- TRY IT: Exactly as given, write out all the entries again.

*** Opening PROVIDED MATERIAL ***

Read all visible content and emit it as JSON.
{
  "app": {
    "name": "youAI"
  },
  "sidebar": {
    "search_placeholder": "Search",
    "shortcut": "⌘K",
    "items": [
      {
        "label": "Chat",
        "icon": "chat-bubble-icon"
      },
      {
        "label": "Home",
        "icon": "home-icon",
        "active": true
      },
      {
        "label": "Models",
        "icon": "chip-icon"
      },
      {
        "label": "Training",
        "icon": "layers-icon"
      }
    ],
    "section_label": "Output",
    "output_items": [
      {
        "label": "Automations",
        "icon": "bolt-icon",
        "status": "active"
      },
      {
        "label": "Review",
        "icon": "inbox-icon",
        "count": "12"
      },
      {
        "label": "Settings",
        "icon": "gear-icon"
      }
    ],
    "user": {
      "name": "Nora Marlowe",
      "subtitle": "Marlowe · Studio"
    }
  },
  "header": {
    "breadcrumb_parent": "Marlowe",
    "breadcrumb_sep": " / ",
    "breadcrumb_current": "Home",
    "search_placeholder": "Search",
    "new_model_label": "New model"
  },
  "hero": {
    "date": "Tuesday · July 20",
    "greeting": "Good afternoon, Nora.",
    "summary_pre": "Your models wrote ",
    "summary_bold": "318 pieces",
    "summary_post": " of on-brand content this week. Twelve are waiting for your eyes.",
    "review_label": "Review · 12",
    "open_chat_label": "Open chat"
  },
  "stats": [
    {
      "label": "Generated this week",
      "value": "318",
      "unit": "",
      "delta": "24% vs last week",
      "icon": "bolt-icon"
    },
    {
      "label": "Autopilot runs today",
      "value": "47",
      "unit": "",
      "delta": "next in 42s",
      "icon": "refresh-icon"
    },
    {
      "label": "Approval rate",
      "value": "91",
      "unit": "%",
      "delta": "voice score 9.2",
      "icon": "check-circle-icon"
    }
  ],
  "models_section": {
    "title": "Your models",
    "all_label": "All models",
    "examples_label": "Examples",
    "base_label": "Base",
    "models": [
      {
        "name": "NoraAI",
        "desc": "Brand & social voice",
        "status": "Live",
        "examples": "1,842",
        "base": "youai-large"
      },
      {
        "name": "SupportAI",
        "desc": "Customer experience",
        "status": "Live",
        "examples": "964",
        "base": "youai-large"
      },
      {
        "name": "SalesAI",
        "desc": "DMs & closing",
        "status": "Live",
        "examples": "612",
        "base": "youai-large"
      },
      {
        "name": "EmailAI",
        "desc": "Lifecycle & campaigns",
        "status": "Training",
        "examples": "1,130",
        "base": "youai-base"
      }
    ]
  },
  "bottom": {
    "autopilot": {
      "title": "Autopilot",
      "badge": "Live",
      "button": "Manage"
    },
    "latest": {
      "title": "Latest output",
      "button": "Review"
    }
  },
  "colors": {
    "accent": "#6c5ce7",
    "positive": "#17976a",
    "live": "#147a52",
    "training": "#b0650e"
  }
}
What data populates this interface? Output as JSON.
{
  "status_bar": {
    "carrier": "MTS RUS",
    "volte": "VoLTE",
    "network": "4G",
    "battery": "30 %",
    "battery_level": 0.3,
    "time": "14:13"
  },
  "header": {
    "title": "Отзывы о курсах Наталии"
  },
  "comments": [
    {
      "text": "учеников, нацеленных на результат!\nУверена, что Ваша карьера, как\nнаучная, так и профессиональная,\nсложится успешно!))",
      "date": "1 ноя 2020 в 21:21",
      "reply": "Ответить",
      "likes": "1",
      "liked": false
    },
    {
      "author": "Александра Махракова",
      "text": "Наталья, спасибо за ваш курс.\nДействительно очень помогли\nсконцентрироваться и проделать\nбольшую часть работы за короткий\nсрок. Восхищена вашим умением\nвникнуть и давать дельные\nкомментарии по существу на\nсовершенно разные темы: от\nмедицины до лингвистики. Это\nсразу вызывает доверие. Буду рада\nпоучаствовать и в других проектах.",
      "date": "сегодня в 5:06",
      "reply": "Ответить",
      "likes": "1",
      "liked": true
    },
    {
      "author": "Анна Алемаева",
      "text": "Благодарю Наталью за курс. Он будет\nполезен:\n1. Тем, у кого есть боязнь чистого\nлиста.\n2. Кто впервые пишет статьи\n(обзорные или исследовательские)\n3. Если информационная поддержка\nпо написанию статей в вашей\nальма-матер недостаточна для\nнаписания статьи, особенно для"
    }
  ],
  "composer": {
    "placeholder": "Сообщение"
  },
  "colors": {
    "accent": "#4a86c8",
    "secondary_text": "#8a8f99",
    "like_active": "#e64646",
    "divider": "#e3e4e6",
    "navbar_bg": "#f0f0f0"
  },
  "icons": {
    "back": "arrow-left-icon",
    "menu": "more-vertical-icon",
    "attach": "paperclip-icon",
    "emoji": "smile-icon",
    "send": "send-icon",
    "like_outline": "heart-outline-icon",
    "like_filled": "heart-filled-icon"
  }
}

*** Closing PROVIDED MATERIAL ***

- TASK OUTPUT:
Read all visible content and emit it as JSON.
{
  "app": {
    "name": "youAI"
  },
  "sidebar": {
    "search_placeholder": "Search",
    "shortcut": "⌘K",
    "items": [
      {
        "label": "Chat",
        "icon": "chat-bubble-icon"
      },
      {
        "label": "Home",
        "icon": "home-icon",
        "active": true
      },
      {
        "label": "Models",
        "icon": "chip-icon"
      },
      {
        "label": "Training",
        "icon": "layers-icon"
      }
    ],
    "section_label": "Output",
    "output_items": [
      {
        "label": "Automations",
        "icon": "bolt-icon",
        "status": "active"
      },
      {
        "label": "Review",
        "icon": "inbox-icon",
        "count": "12"
      },
      {
        "label": "Settings",
        "icon": "gear-icon"
      }
    ],
    "user": {
      "name": "Nora Marlowe",
      "subtitle": "Marlowe · Studio"
    }
  },
  "header": {
    "breadcrumb_parent": "Marlowe",
    "breadcrumb_sep": " / ",
    "breadcrumb_current": "Home",
    "search_placeholder": "Search",
    "new_model_label": "New model"
  },
  "hero": {
    "date": "Tuesday · July 20",
    "greeting": "Good afternoon, Nora.",
    "summary_pre": "Your models wrote ",
    "summary_bold": "318 pieces",
    "summary_post": " of on-brand content this week. Twelve are waiting for your eyes.",
    "review_label": "Review · 12",
    "open_chat_label": "Open chat"
  },
  "stats": [
    {
      "label": "Generated this week",
      "value": "318",
      "unit": "",
      "delta": "24% vs last week",
      "icon": "bolt-icon"
    },
    {
      "label": "Autopilot runs today",
      "value": "47",
      "unit": "",
      "delta": "next in 42s",
      "icon": "refresh-icon"
    },
    {
      "label": "Approval rate",
      "value": "91",
      "unit": "%",
      "delta": "voice score 9.2",
      "icon": "check-circle-icon"
    }
  ],
  "models_section": {
    "title": "Your models",
    "all_label": "All models",
    "examples_label": "Examples",
    "base_label": "Base",
    "models": [
      {
        "name": "NoraAI",
        "desc": "Brand & social voice",
        "status": "Live",
        "examples": "1,842",
        "base": "youai-large"
      },
      {
        "name": "SupportAI",
        "desc": "Customer experience",
        "status": "Live",
        "examples": "964",
        "base": "youai-large"
      },
      {
        "name": "SalesAI",
        "desc": "DMs & closing",
        "status": "Live",
        "examples": "612",
        "base": "youai-large"
      },
      {
        "name": "EmailAI",
        "desc": "Lifecycle & campaigns",
        "status": "Training",
        "examples": "1,130",
        "base": "youai-base"
      }
    ]
  },
  "bottom": {
    "autopilot": {
      "title": "Autopilot",
      "badge": "Live",
      "button": "Manage"
    },
    "latest": {
      "title": "Latest output",
      "button": "Review"
    }
  },
  "colors": {
    "accent": "#6c5ce7",
    "positive": "#17976a",
    "live": "#147a52",
    "training": "#b0650e"
  }
}
What data populates this interface? Output as JSON.
{
  "status_bar": {
    "carrier": "MTS RUS",
    "volte": "VoLTE",
    "network": "4G",
    "battery": "30 %",
    "battery_level": 0.3,
    "time": "14:13"
  },
  "header": {
    "title": "Отзывы о курсах Наталии"
  },
  "comments": [
    {
      "text": "учеников, нацеленных на результат!\nУверена, что Ваша карьера, как\nнаучная, так и профессиональная,\nсложится успешно!))",
      "date": "1 ноя 2020 в 21:21",
      "reply": "Ответить",
      "likes": "1",
      "liked": false
    },
    {
      "author": "Александра Махракова",
      "text": "Наталья, спасибо за ваш курс.\nДействительно очень помогли\nсконцентрироваться и проделать\nбольшую часть работы за короткий\nсрок. Восхищена вашим умением\nвникнуть и давать дельные\nкомментарии по существу на\nсовершенно разные темы: от\nмедицины до лингвистики. Это\nсразу вызывает доверие. Буду рада\nпоучаствовать и в других проектах.",
      "date": "сегодня в 5:06",
      "reply": "Ответить",
      "likes": "1",
      "liked": true
    },
    {
      "author": "Анна Алемаева",
      "text": "Благодарю Наталью за курс. Он будет\nполезен:\n1. Тем, у кого есть боязнь чистого\nлиста.\n2. Кто впервые пишет статьи\n(обзорные или исследовательские)\n3. Если информационная поддержка\nпо написанию статей в вашей\nальма-матер недостаточна для\nнаписания статьи, особенно для"
    }
  ],
  "composer": {
    "placeholder": "Сообщение"
  },
  "colors": {
    "accent": "#4a86c8",
    "secondary_text": "#8a8f99",
    "like_active": "#e64646",
    "divider": "#e3e4e6",
    "navbar_bg": "#f0f0f0"
  },
  "icons": {
    "back": "arrow-left-icon",
    "menu": "more-vertical-icon",
    "attach": "paperclip-icon",
    "emoji": "smile-icon",
    "send": "send-icon",
    "like_outline": "heart-outline-icon",
    "like_filled": "heart-filled-icon"
  }
}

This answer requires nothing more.